Saying it will reduce pollution is nonsense, if those people need to visit Hebden they will, not everything can be taken on buses. Can stock be delivered from a bus and heavy machinery taken onboard? Saving the planet from fumes is important but please join the real world and the daily challenges of getting to work that people have. Not everyone can afford a cycle either and some have mobility problems.

Taking away the parking spaces on Market Street has made loading into the shops impossible with vans and cars now illegally parking on pavements. Slow hand clap for the genius that took them away. Didn't you realise shops need to load in goods and takeaways need delivery drivers to stop outside them?

One of the councillors remarked on Facebook that they nearly got knocked over cycling on that road. Why didn't they use the canal path then.

The selfish actions of a few sat in front of computers will impact what looks to me like over a hundred people.

Saying there was a public consultation, really, where was this advertised? In the grip of covid people were more interested in staying alive.

From Lionel Taylor

Sunday, 26 November 2023

The reasons for banning the parking are laughable. Leave Burnley Rd. free for parking.

I am an occasional visitor to Hebden Bridge and a frequent bird of passage through the town. The one thing putting me off visiting Hebden is the completely ridiculous lack of parking.

Stationary (parked) vehicles don't add to the pollution. Whilst at it why not ban all parking on the Hebden to Haworth Road. That is a hazard.

Unless you are willing to build a 15 storey, free car park, close to the town centre. Parking at the rail station is hopelessly inadequate.

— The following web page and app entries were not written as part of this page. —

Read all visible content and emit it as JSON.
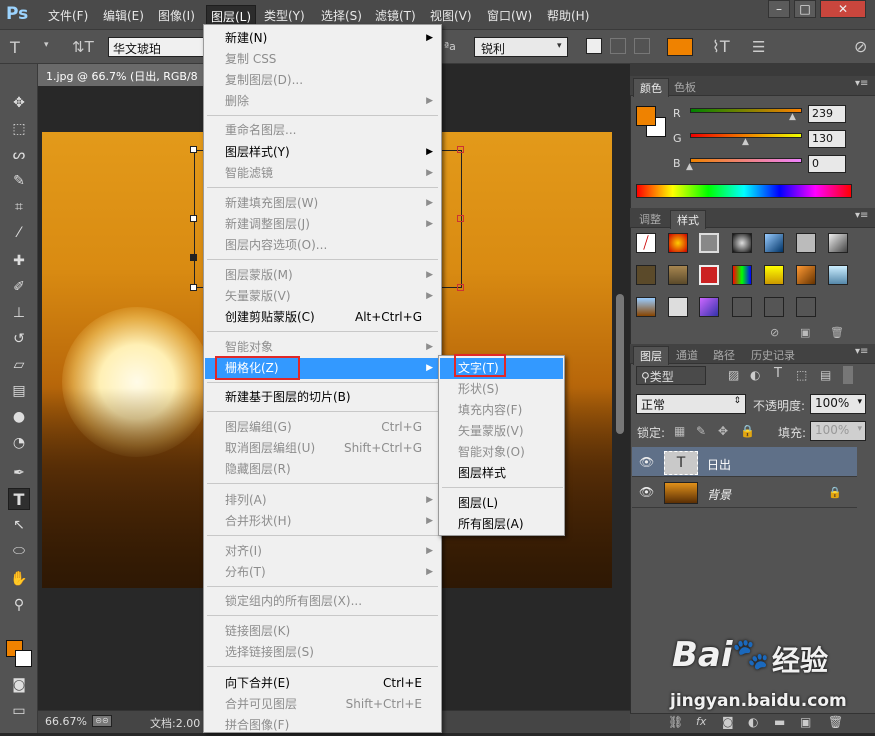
{
  "app": {
    "logo": "Ps"
  },
  "menubar": {
    "items": [
      "文件(F)",
      "编辑(E)",
      "图像(I)",
      "图层(L)",
      "类型(Y)",
      "选择(S)",
      "滤镜(T)",
      "视图(V)",
      "窗口(W)",
      "帮助(H)"
    ],
    "active": "图层(L)"
  },
  "options_bar": {
    "font_family": "华文琥珀",
    "antialias": "锐利",
    "text_color": "#ef8200",
    "aa_label": "ªa"
  },
  "document": {
    "tab_title": "1.jpg @ 66.7% (日出, RGB/8"
  },
  "status": {
    "zoom": "66.67%",
    "doc_info": "文档:2.00"
  },
  "layer_menu": {
    "items": [
      {
        "label": "新建(N)",
        "disabled": false,
        "submenu": true
      },
      {
        "label": "复制 CSS",
        "disabled": true
      },
      {
        "label": "复制图层(D)...",
        "disabled": true
      },
      {
        "label": "删除",
        "disabled": true,
        "submenu": true
      },
      {
        "label": "重命名图层...",
        "disabled": true
      },
      {
        "label": "图层样式(Y)",
        "disabled": false,
        "submenu": true
      },
      {
        "label": "智能滤镜",
        "disabled": true,
        "submenu": true
      },
      {
        "label": "新建填充图层(W)",
        "disabled": true,
        "submenu": true
      },
      {
        "label": "新建调整图层(J)",
        "disabled": true,
        "submenu": true
      },
      {
        "label": "图层内容选项(O)...",
        "disabled": true
      },
      {
        "label": "图层蒙版(M)",
        "disabled": true,
        "submenu": true
      },
      {
        "label": "矢量蒙版(V)",
        "disabled": true,
        "submenu": true
      },
      {
        "label": "创建剪贴蒙版(C)",
        "shortcut": "Alt+Ctrl+G",
        "disabled": false
      },
      {
        "label": "智能对象",
        "disabled": true,
        "submenu": true
      },
      {
        "label": "栅格化(Z)",
        "disabled": false,
        "submenu": true,
        "highlighted": true
      },
      {
        "label": "新建基于图层的切片(B)",
        "disabled": false
      },
      {
        "label": "图层编组(G)",
        "shortcut": "Ctrl+G",
        "disabled": true
      },
      {
        "label": "取消图层编组(U)",
        "shortcut": "Shift+Ctrl+G",
        "disabled": true
      },
      {
        "label": "隐藏图层(R)",
        "disabled": true
      },
      {
        "label": "排列(A)",
        "disabled": true,
        "submenu": true
      },
      {
        "label": "合并形状(H)",
        "disabled": true,
        "submenu": true
      },
      {
        "label": "对齐(I)",
        "disabled": true,
        "submenu": true
      },
      {
        "label": "分布(T)",
        "disabled": true,
        "submenu": true
      },
      {
        "label": "锁定组内的所有图层(X)...",
        "disabled": true
      },
      {
        "label": "链接图层(K)",
        "disabled": true
      },
      {
        "label": "选择链接图层(S)",
        "disabled": true
      },
      {
        "label": "向下合并(E)",
        "shortcut": "Ctrl+E",
        "disabled": false
      },
      {
        "label": "合并可见图层",
        "shortcut": "Shift+Ctrl+E",
        "disabled": true
      },
      {
        "label": "拼合图像(F)",
        "disabled": true
      }
    ]
  },
  "rasterize_menu": {
    "items": [
      {
        "label": "文字(T)",
        "disabled": false,
        "highlighted": true
      },
      {
        "label": "形状(S)",
        "disabled": true
      },
      {
        "label": "填充内容(F)",
        "disabled": true
      },
      {
        "label": "矢量蒙版(V)",
        "disabled": true
      },
      {
        "label": "智能对象(O)",
        "disabled": true
      },
      {
        "label": "图层样式",
        "disabled": false
      },
      {
        "label": "图层(L)",
        "disabled": false
      },
      {
        "label": "所有图层(A)",
        "disabled": false
      }
    ]
  },
  "color_panel": {
    "tabs": [
      "颜色",
      "色板"
    ],
    "r_label": "R",
    "g_label": "G",
    "b_label": "B",
    "r": "239",
    "g": "130",
    "b": "0",
    "fg_color": "#ef8200"
  },
  "styles_panel": {
    "tabs": [
      "调整",
      "样式"
    ]
  },
  "layers_panel": {
    "tabs": [
      "图层",
      "通道",
      "路径",
      "历史记录"
    ],
    "filter_kind": "类型",
    "blend_mode": "正常",
    "opacity_label": "不透明度:",
    "opacity": "100%",
    "lock_label": "锁定:",
    "fill_label": "填充:",
    "fill": "100%",
    "layers": [
      {
        "name": "日出",
        "type": "text",
        "selected": true
      },
      {
        "name": "背景",
        "type": "image",
        "locked": true
      }
    ]
  },
  "watermark": {
    "brand": "Bai",
    "brand2": "经验",
    "url": "jingyan.baidu.com"
  }
}
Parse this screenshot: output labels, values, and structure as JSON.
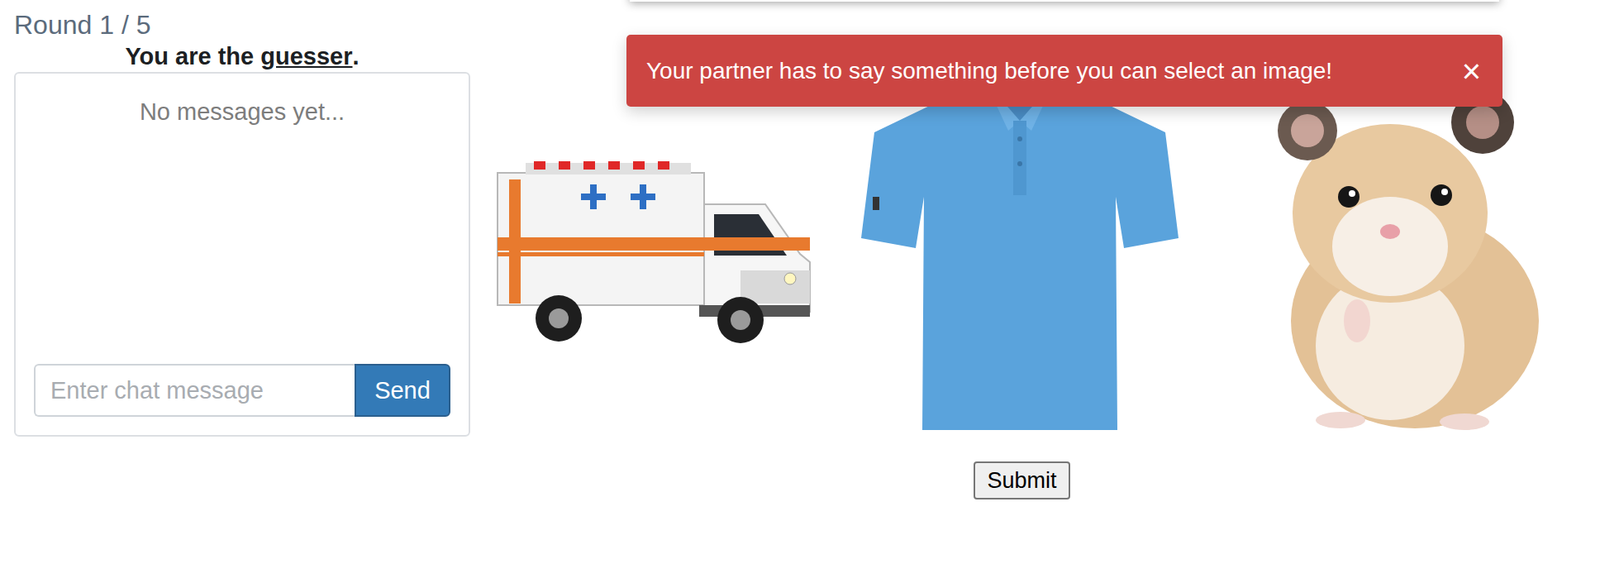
{
  "round": {
    "label": "Round 1 / 5"
  },
  "role": {
    "prefix": "You are the ",
    "role": "guesser",
    "suffix": "."
  },
  "chat": {
    "empty_text": "No messages yet...",
    "messages": [],
    "input": {
      "placeholder": "Enter chat message",
      "value": ""
    },
    "send_button": "Send"
  },
  "alert": {
    "text": "Your partner has to say something before you can select an image!",
    "close": "×"
  },
  "images": [
    {
      "kind": "ambulance",
      "selected": false
    },
    {
      "kind": "shirt",
      "selected": false
    },
    {
      "kind": "hamster",
      "selected": false
    }
  ],
  "submit_button": "Submit"
}
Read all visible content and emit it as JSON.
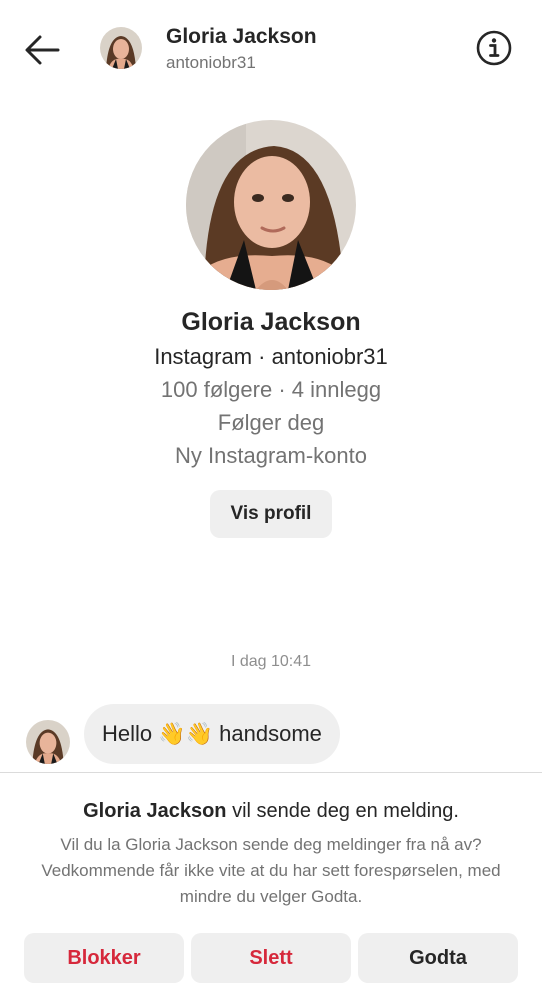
{
  "header": {
    "name": "Gloria Jackson",
    "username": "antoniobr31"
  },
  "profile": {
    "name": "Gloria Jackson",
    "line_platform": "Instagram · antoniobr31",
    "line_stats": "100 følgere · 4 innlegg",
    "line_follows": "Følger deg",
    "line_account": "Ny Instagram-konto",
    "view_profile_label": "Vis profil"
  },
  "conversation": {
    "timestamp": "I dag 10:41",
    "messages": [
      {
        "text": "Hello 👋👋 handsome"
      }
    ]
  },
  "request": {
    "title_name": "Gloria Jackson",
    "title_rest": " vil sende deg en melding.",
    "body": "Vil du la Gloria Jackson sende deg meldinger fra nå av? Vedkommende får ikke vite at du har sett forespørselen, med mindre du velger Godta.",
    "block_label": "Blokker",
    "delete_label": "Slett",
    "accept_label": "Godta"
  },
  "colors": {
    "danger": "#d6283b",
    "secondary_text": "#737373",
    "button_bg": "#efefef"
  },
  "icons": {
    "back": "arrow-left-icon",
    "info": "info-circle-icon"
  }
}
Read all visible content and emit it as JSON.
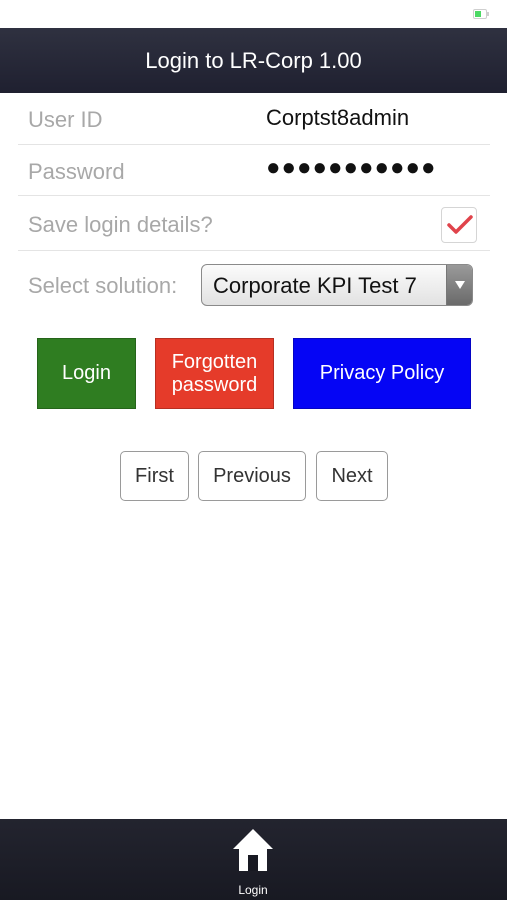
{
  "header": {
    "title": "Login to LR-Corp 1.00"
  },
  "form": {
    "user_id": {
      "label": "User ID",
      "value": "Corptst8admin"
    },
    "password": {
      "label": "Password",
      "value": "●●●●●●●●●●●"
    },
    "save_login": {
      "label": "Save login details?",
      "checked": true
    },
    "solution": {
      "label": "Select solution:",
      "selected": "Corporate KPI Test 7"
    }
  },
  "actions": {
    "login": "Login",
    "forgot_line1": "Forgotten",
    "forgot_line2": "password",
    "privacy": "Privacy Policy"
  },
  "pager": {
    "first": "First",
    "previous": "Previous",
    "next": "Next"
  },
  "tabbar": {
    "login_tab": {
      "label": "Login",
      "icon": "home-icon"
    }
  },
  "colors": {
    "header_bg": "#2f3140",
    "login_green": "#2f7d21",
    "forgot_red": "#e53b2a",
    "privacy_blue": "#0505f5",
    "check_red": "#e0434b"
  }
}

Someone pointed out Hebden is a town not a village. In which case, why not start acting like a township instead of some pokey little hamlet?